Grayson Allen is in the midst of an outstanding senior season, and that goes beyond the box score. Finally healthy, and out of ESPN’s glaring media cycle, Allen appears to be having fun again on the basketball court. However, Duke’s lone senior is off to the opposite of a smooth start in conference play.
In 221 minutes — across six games — Allen has scored just 62 points — 10.2 per game, a drop of over seven points per game from the non-conference schedule. In terms of individual offensive rating, Allen ranks 67th nationally: 127 points per 100 possessions, according to KenPom. In ACC games, though, that’s dipped to 95.3 points per 100 possessions.
Here’s a look at how Allen’s shooting splits breakdown between ACC games and out-of-conference contests. The sample size is small, but the slippage is notable.
|FGA||68-131, 51.9 FG%||22-74, 29.7 FG%|
|3PA||37-75, 49.3 3P%||8-41, 19.5 3P%|
|FTA||35-39, 89.7 FT%||10-14, 71.4%|
|True Shooting||70.2 TS%||38.4 TS%|
It’s worth pointing out, too: Grayson Allen hasn’t let the shooting slump impact his overall play. His turnover rate and assist rate have basically remained flat; the floor game hasn’t changed. In the win over Wake Forest, Allen went 0-of-5 from the field, but almost put together a double-double: 12 rebounds, eight assists. The performance was a bit of an oddity, too. According to Sports Reference, that’s one of just 12 times this season a player has scored five or fewer points, collected 10 rebounds and five assists.
So: Should the Blue Devils be concerned with Grayson Allen?
Look, obviously, it would be better for Allen to make some more shots; his perimeter shooting is critical to this team’s half-court offense, although Gary Trent and Trevon Duval are trending in the right direction. (Trent has been terrific recently, which is a tremendous boon to Duke.)
However, there’s over 100 games of data that points to Grayson Allen being a great shooter, from all levels of the floor. According to Synergy Sports, Allen is a career 43.6 percent shooter on spot-up possessions — scoring 1.19 points per possession.

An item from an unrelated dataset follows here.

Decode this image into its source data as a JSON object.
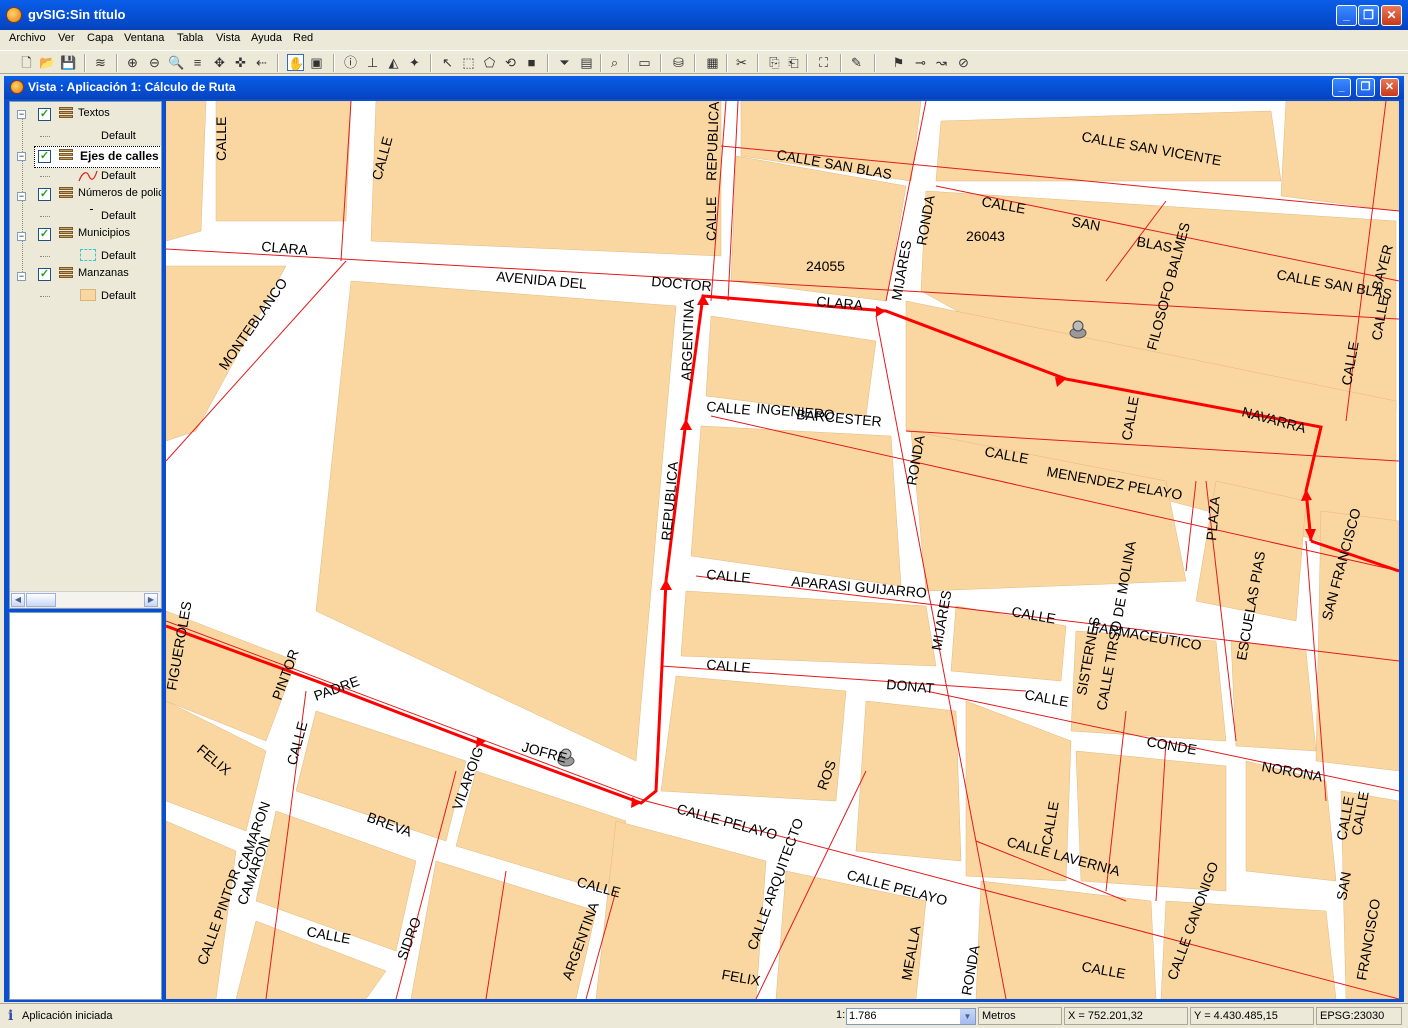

Duke’s motion offense has produced terrific looks for perimeter players for four decades now. That’s not about to change. Plus, he gets to play off the gravity of Marvin Bagley and Wendell Carter. Teams will never be able to load up on him, and it’s only a matter of time before he heats up.

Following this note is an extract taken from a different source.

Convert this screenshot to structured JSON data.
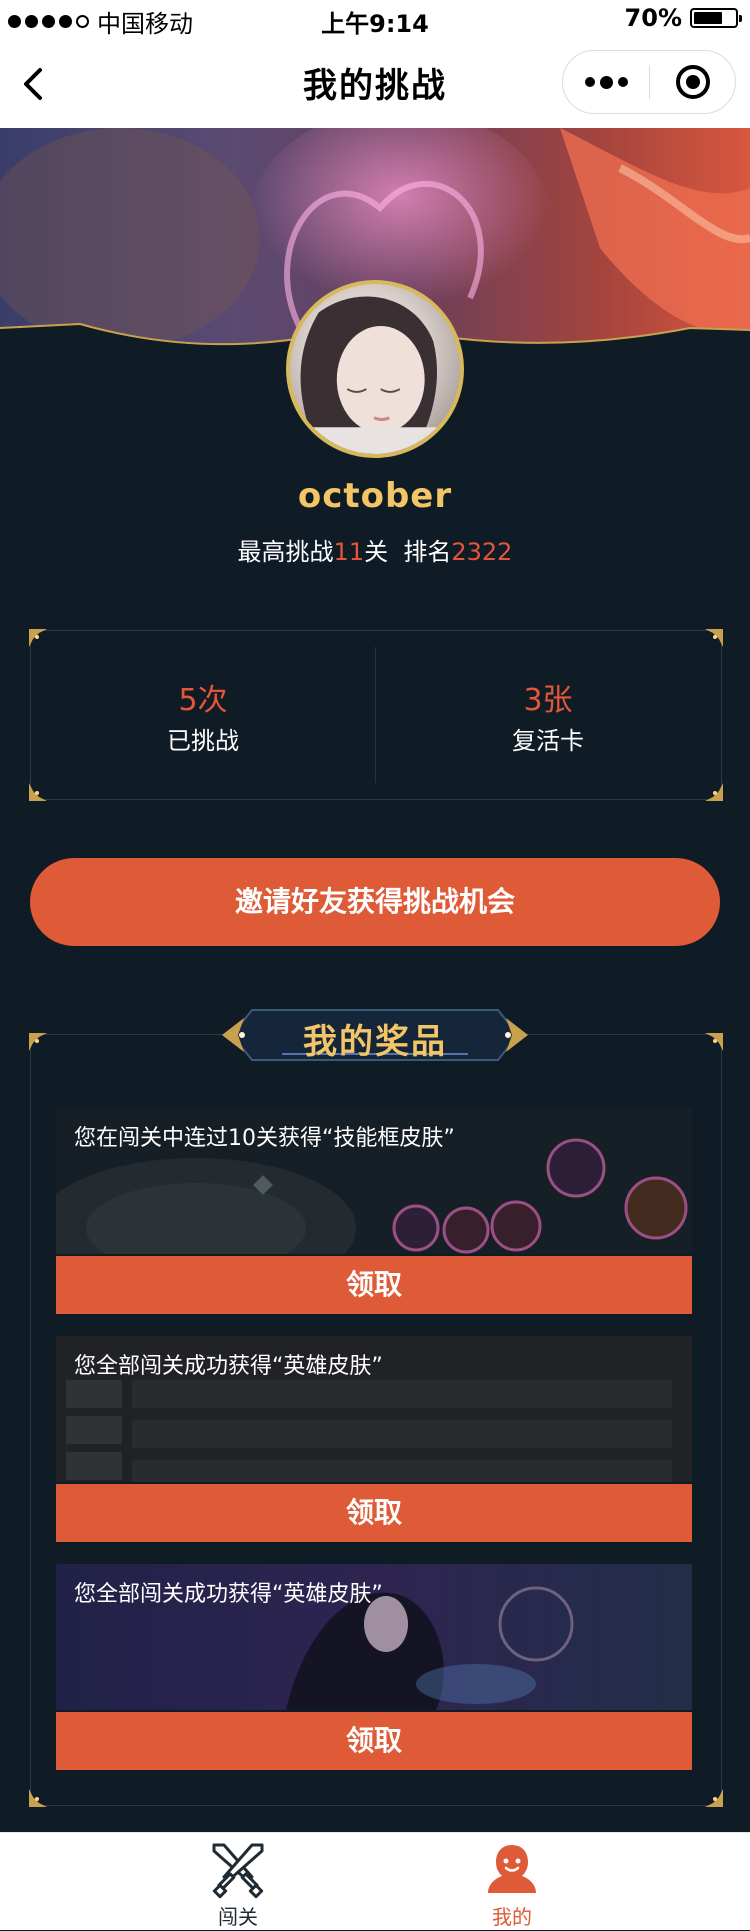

This weekend’s opponent — Pittsburgh — may be just what the doctor ordered, too. The Panthers rank No. 161 in defensive efficiency, per KenPom; in league games, they have allowed nearly 114 points per 100 possessions. Pitt ranks 337th nationally in transition defense: 57.2 percent shooting, 1.15 points per possession, according to Synergy. Allen could look to get some easy buckets on the break.

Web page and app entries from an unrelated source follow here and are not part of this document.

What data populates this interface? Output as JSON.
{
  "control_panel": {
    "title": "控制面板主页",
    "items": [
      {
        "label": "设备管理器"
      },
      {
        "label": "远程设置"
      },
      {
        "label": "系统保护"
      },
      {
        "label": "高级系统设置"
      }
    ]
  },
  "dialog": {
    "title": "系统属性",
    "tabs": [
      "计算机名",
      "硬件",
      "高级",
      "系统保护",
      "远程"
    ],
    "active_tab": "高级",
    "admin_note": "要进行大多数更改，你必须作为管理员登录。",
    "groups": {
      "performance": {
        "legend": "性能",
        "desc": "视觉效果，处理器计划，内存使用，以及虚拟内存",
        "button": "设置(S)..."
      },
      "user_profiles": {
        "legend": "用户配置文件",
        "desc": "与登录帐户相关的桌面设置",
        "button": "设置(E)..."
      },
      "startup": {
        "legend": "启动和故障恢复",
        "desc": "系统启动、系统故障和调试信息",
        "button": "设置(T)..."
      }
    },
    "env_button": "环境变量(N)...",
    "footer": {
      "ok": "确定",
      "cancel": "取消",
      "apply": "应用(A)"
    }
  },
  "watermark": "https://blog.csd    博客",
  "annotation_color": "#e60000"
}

Kevin Stallings’ team has also had issues defending off-screen possessions — allowing opponents to shoot nearly 42 percent, per Synergy.